Canterbury rebuild boosted by water investment
Canterbury rebuild boosted by Central Plains Water investment
Canterbury’s rebuild will be fast-tracked with today’s announcement by Crown Irrigation Investments (Ltd (Crown Irrigation) that its first investment will go to the region’s largest prospective irrigation scheme Central Plains Water Ltd (CPW), says IrrigationNZ.
Crown Irrigation will make a $6.5million investment in CPW for a period of five years providing the scheme’s backers with much needed financial certainty, says IrrigationNZ CEO Andrew Curtis.

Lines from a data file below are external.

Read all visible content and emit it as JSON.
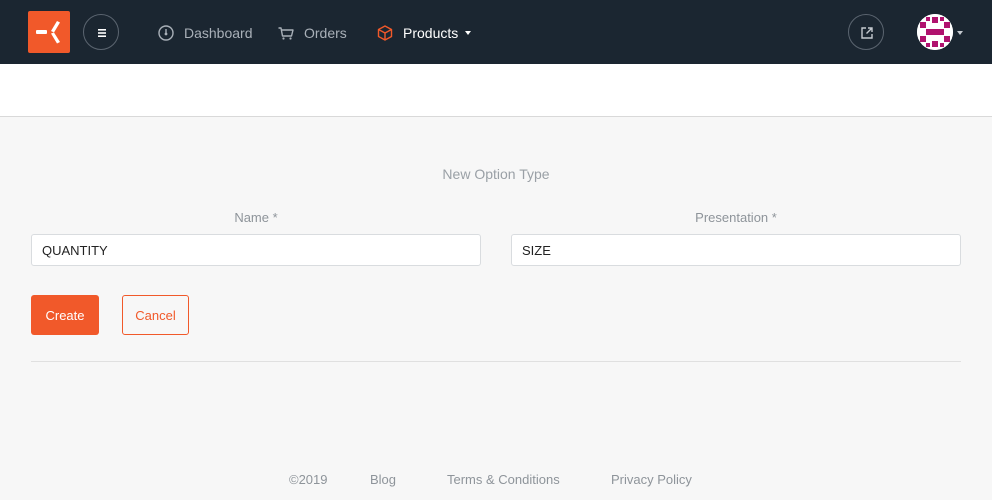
{
  "header": {
    "logo_icon": "pinwheel-logo-icon",
    "menu_icon": "hamburger-menu-icon",
    "nav": [
      {
        "label": "Dashboard",
        "icon": "speedometer-icon"
      },
      {
        "label": "Orders",
        "icon": "cart-icon"
      },
      {
        "label": "Products",
        "icon": "box-icon",
        "active": true
      }
    ],
    "external_icon": "external-link-icon",
    "colors": {
      "background": "#1b2631",
      "accent": "#f1592a"
    }
  },
  "form": {
    "title": "New Option Type",
    "name_label": "Name *",
    "name_value": "QUANTITY",
    "presentation_label": "Presentation *",
    "presentation_value": "SIZE",
    "create_label": "Create",
    "cancel_label": "Cancel"
  },
  "footer": {
    "copyright": "©2019",
    "blog": "Blog",
    "terms": "Terms & Conditions",
    "privacy": "Privacy Policy"
  }
}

“Cantabrians will see a faster rebuild now because agriculture - more than any other New Zealand industry – has the potential to pay for the infrastructure Christchurch and the wider region still desperately needs. At the same time, the CPW irrigation scheme has the potential to create hundreds of new down-stream jobs and businesses. On the back of this announcement the prospects for the region look much brighter,” says IrrigationNZ CEO Andrew Curtis.
Mr Curtis was commenting from Napier where IrrigationNZ had just held its biennial conference and expo with more than 350 industry representatives, farmers and irrigation scheme managers meeting to discuss the future of irrigation in New Zealand.
“We’re excited and heartened by this news as CPW, like many other prospective irrigation schemes, has been in development for some years and its farmer-backers and the Selwyn community will be relieved to finally see the scheme proceed,” says Mr Curtis.
Claims that CPW would be environmentally detrimental were not based in science, says Mr Curtis.
“Central Plains Water will restore stream flows which will improve the health of aquatic eco-systems and also relieve pressure on underground aquifers by irrigating from surface water in stage 1 rather than deep groundwater. Irrigators will also have to sign up for farm management plans which will carefully monitor environmental effects. The scheme’s approach aligns with the Canterbury Water Management Strategy’s goal of moving towards more sustainable and reliable irrigation water and is underpinned by variation 1 to the regional land and water plan so it also reflects how the community wants water to be managed,” says Mr Curtis.